▸ **What the task asks**: When a line of the entries contains "sync", please list that line.

▸ **Information supplied**:
________________________
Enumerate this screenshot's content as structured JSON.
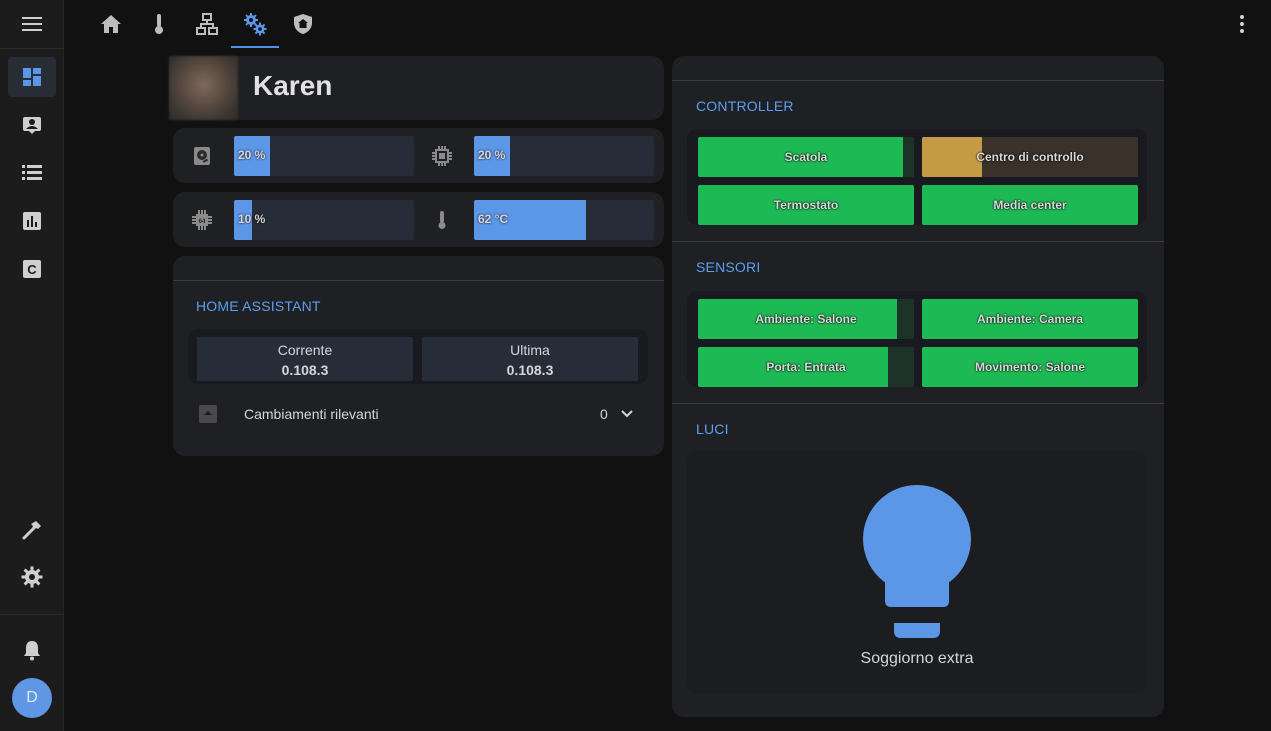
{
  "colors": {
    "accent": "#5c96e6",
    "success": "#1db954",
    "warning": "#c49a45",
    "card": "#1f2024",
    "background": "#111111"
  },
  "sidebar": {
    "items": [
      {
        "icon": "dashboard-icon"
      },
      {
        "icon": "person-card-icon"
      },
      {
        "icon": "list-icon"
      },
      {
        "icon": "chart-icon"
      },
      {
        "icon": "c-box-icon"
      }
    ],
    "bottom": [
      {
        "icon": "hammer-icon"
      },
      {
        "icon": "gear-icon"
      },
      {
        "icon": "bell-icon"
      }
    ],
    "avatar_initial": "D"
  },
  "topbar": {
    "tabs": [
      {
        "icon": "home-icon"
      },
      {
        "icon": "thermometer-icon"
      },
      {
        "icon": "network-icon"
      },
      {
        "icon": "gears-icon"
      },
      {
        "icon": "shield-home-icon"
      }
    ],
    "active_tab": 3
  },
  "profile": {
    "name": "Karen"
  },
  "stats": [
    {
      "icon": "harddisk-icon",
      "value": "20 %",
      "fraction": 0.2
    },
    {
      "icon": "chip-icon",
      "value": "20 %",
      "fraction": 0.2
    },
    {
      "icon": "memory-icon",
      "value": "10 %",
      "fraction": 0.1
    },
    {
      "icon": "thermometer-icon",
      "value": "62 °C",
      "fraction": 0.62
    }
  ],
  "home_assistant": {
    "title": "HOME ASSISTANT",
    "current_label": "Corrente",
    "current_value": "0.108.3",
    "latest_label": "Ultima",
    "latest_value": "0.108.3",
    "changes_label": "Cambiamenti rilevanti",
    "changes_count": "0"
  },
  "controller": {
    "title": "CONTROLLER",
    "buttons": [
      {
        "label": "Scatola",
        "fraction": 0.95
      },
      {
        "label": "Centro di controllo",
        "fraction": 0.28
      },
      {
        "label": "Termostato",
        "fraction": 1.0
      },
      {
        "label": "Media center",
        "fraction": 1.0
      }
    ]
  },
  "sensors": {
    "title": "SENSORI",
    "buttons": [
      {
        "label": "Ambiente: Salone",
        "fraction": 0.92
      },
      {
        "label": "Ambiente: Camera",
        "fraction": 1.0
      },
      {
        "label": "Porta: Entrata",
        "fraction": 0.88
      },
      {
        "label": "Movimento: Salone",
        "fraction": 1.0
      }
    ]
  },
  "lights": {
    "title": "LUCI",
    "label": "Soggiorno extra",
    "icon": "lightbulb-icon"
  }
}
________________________
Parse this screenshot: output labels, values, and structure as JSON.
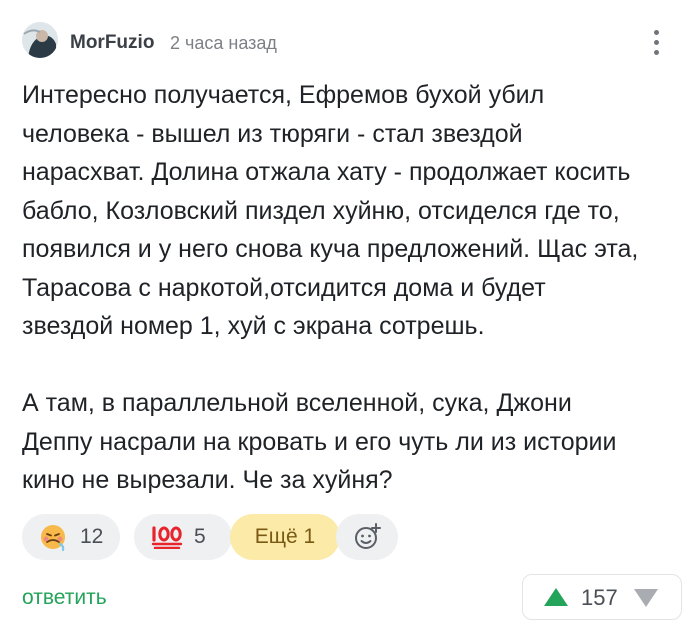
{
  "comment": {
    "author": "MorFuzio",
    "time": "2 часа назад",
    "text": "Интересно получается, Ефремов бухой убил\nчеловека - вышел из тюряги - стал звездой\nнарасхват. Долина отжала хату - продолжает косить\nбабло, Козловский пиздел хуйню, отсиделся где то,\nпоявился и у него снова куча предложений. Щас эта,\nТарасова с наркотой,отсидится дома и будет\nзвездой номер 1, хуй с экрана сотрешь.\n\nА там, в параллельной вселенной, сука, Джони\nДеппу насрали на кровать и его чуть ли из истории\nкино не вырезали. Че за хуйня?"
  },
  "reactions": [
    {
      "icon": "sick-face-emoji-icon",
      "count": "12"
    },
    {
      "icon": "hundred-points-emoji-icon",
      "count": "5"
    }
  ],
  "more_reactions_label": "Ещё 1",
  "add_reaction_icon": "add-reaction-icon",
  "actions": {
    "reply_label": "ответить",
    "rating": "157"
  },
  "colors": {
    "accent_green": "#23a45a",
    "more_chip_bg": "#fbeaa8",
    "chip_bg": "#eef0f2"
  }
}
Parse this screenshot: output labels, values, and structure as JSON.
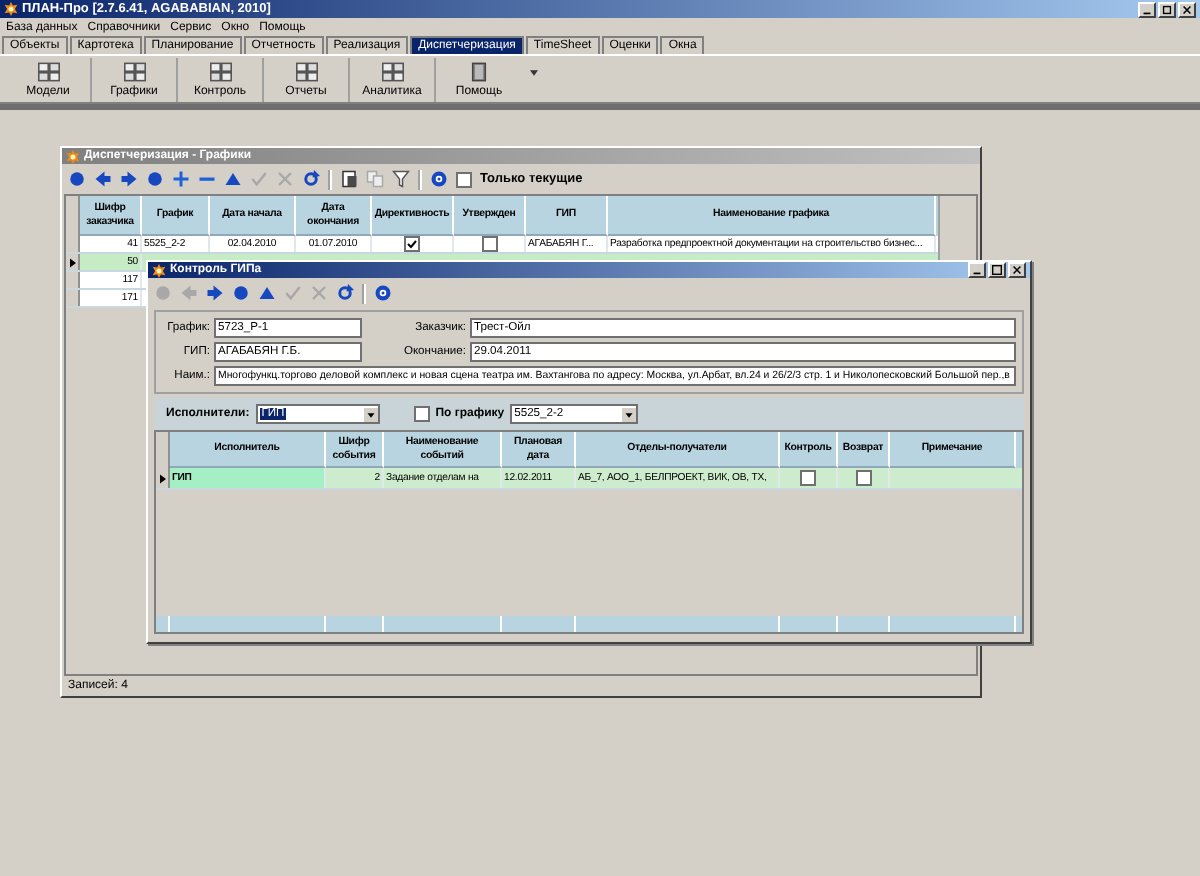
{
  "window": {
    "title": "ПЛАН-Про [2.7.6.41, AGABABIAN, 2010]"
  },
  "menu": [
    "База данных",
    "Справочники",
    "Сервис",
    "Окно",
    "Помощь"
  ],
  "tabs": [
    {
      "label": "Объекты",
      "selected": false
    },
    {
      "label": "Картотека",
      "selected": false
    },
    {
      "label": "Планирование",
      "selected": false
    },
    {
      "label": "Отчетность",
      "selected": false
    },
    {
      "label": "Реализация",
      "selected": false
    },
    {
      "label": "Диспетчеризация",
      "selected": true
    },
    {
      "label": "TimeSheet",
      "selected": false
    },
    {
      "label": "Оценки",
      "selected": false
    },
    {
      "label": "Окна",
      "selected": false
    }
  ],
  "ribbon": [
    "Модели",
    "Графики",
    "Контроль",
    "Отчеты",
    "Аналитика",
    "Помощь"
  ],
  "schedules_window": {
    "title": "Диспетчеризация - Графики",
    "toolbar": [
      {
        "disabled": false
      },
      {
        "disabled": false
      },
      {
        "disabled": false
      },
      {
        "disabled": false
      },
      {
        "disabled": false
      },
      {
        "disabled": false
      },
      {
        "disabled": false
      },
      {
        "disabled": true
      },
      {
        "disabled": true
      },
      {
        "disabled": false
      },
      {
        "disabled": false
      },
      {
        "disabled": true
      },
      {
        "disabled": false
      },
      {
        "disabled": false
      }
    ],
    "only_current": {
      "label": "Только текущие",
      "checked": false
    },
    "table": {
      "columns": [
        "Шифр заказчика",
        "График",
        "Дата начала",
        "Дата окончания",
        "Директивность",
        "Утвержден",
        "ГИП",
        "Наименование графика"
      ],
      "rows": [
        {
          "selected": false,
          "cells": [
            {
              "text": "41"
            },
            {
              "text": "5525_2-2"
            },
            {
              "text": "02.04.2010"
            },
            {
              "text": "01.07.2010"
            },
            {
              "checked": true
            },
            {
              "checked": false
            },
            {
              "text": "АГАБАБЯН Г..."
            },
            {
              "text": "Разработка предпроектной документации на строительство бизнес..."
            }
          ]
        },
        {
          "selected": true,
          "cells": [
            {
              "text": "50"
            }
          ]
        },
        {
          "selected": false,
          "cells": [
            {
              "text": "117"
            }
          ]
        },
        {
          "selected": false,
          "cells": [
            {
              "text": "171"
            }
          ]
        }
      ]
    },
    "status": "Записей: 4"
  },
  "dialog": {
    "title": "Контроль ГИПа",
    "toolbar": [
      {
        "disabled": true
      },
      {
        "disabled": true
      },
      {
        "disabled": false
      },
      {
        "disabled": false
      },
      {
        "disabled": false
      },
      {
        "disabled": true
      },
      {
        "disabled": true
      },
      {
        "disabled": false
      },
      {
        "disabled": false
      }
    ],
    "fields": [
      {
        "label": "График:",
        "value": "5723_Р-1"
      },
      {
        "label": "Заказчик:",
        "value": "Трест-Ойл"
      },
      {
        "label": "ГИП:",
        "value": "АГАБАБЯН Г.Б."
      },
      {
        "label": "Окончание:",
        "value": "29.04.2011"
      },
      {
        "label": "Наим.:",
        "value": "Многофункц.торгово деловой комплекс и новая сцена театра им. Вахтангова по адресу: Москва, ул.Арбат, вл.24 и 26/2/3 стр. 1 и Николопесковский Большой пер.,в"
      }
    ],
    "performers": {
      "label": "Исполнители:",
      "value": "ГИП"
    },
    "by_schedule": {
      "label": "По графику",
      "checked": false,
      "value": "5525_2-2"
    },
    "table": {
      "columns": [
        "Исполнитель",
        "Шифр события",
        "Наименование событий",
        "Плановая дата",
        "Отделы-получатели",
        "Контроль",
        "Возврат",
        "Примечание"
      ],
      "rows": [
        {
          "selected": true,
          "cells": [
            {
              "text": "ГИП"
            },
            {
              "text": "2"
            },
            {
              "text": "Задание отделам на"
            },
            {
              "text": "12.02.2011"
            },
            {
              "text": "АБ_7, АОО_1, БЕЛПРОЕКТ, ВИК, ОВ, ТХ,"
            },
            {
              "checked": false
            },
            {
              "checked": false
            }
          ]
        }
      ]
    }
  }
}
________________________
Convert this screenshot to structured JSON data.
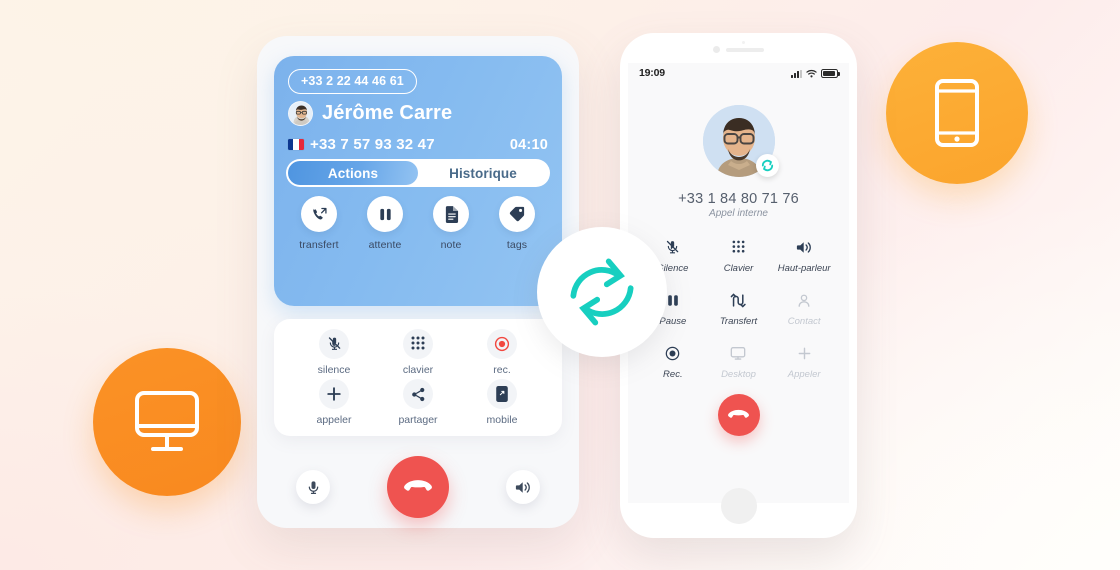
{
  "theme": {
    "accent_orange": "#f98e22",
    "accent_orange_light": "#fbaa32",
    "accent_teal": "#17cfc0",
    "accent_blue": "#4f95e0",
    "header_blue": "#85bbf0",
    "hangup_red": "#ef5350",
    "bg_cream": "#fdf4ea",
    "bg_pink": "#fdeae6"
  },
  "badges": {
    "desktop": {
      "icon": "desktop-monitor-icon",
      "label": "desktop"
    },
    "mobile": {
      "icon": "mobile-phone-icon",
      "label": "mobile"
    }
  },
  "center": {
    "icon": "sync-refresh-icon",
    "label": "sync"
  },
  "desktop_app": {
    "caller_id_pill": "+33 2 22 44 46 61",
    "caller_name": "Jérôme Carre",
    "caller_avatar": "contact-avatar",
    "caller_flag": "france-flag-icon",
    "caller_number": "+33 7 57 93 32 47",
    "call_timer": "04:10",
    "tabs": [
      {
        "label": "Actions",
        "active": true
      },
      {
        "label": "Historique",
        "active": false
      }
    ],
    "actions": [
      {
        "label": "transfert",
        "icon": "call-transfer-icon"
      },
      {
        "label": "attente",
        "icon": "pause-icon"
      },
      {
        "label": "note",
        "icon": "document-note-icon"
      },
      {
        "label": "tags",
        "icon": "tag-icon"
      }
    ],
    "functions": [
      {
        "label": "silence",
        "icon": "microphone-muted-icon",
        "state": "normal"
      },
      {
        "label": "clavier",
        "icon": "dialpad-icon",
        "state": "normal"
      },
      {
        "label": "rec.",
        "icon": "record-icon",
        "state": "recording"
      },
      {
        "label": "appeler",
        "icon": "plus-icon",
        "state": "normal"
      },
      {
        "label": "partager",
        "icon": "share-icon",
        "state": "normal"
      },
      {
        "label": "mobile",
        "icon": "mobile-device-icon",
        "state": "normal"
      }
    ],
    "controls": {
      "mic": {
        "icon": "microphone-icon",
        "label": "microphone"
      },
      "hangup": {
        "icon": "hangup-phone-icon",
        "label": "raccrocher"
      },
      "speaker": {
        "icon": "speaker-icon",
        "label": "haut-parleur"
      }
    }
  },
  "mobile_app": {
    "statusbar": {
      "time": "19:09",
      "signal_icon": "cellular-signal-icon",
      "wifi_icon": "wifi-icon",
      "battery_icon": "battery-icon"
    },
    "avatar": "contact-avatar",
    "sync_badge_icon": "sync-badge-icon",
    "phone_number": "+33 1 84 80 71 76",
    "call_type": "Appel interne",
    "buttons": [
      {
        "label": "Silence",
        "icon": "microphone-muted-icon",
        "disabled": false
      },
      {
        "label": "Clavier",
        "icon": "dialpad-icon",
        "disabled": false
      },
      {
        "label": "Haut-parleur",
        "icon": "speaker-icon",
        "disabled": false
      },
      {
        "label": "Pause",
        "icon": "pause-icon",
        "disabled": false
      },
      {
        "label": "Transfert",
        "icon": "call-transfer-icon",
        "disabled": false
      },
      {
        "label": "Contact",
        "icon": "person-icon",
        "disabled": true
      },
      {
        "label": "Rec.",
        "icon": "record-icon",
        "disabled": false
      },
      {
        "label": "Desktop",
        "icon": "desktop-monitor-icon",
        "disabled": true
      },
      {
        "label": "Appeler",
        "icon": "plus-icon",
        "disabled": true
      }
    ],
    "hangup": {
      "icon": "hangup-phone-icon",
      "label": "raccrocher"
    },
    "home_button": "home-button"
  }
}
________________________
▸ **Reply**:
    "icon": "sync-refresh-icon",
    "label": "sync"
    "sync_badge_icon": "sync-badge-icon",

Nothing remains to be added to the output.